Problem description:
The required answer is the data below, restated word for word with images omitted.

Input material:
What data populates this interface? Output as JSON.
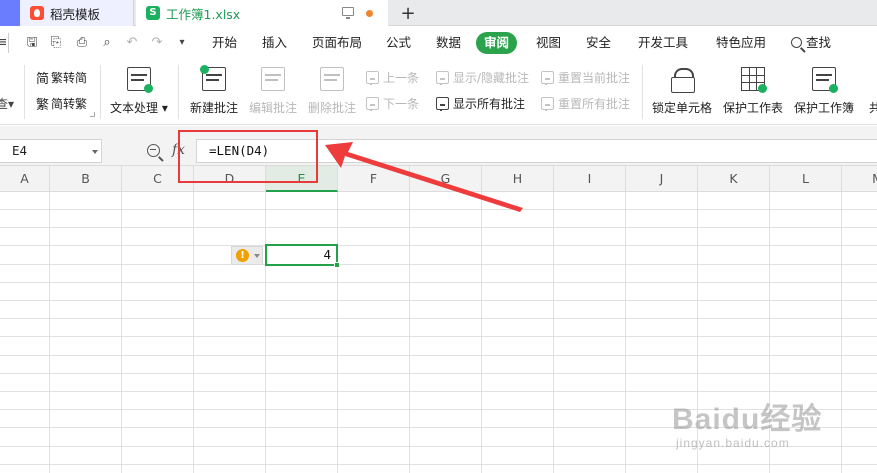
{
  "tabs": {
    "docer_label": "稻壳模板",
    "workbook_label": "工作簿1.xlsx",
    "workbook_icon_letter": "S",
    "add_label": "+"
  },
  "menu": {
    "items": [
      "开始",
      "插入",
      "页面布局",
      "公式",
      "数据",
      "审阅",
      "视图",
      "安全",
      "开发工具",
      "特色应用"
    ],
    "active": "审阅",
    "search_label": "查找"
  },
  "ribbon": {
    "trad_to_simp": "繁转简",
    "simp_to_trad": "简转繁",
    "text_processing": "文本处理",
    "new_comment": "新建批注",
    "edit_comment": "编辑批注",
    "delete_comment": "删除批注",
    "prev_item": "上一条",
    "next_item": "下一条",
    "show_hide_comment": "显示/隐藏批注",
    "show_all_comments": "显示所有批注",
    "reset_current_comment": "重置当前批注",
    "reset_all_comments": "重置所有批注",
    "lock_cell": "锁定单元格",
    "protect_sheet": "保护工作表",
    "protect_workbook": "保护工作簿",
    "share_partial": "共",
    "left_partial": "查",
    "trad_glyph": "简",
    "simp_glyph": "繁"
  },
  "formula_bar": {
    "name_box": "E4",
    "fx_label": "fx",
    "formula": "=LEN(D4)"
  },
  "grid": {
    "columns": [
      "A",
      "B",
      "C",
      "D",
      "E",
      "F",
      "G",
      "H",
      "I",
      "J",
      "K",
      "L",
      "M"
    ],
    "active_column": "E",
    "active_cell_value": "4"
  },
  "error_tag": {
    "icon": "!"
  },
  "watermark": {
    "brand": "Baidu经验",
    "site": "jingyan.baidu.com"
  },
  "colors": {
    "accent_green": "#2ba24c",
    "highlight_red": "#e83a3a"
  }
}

Written response:
What data populates this interface? Output as JSON.
{
  "tabs": {
    "docer_label": "稻壳模板",
    "workbook_label": "工作簿1.xlsx",
    "workbook_icon_letter": "S",
    "add_label": "+"
  },
  "menu": {
    "items": [
      "开始",
      "插入",
      "页面布局",
      "公式",
      "数据",
      "审阅",
      "视图",
      "安全",
      "开发工具",
      "特色应用"
    ],
    "active": "审阅",
    "search_label": "查找"
  },
  "ribbon": {
    "trad_to_simp": "繁转简",
    "simp_to_trad": "简转繁",
    "text_processing": "文本处理",
    "new_comment": "新建批注",
    "edit_comment": "编辑批注",
    "delete_comment": "删除批注",
    "prev_item": "上一条",
    "next_item": "下一条",
    "show_hide_comment": "显示/隐藏批注",
    "show_all_comments": "显示所有批注",
    "reset_current_comment": "重置当前批注",
    "reset_all_comments": "重置所有批注",
    "lock_cell": "锁定单元格",
    "protect_sheet": "保护工作表",
    "protect_workbook": "保护工作簿",
    "share_partial": "共",
    "left_partial": "查",
    "trad_glyph": "简",
    "simp_glyph": "繁"
  },
  "formula_bar": {
    "name_box": "E4",
    "fx_label": "fx",
    "formula": "=LEN(D4)"
  },
  "grid": {
    "columns": [
      "A",
      "B",
      "C",
      "D",
      "E",
      "F",
      "G",
      "H",
      "I",
      "J",
      "K",
      "L",
      "M"
    ],
    "active_column": "E",
    "active_cell_value": "4"
  },
  "error_tag": {
    "icon": "!"
  },
  "watermark": {
    "brand": "Baidu经验",
    "site": "jingyan.baidu.com"
  },
  "colors": {
    "accent_green": "#2ba24c",
    "highlight_red": "#e83a3a"
  }
}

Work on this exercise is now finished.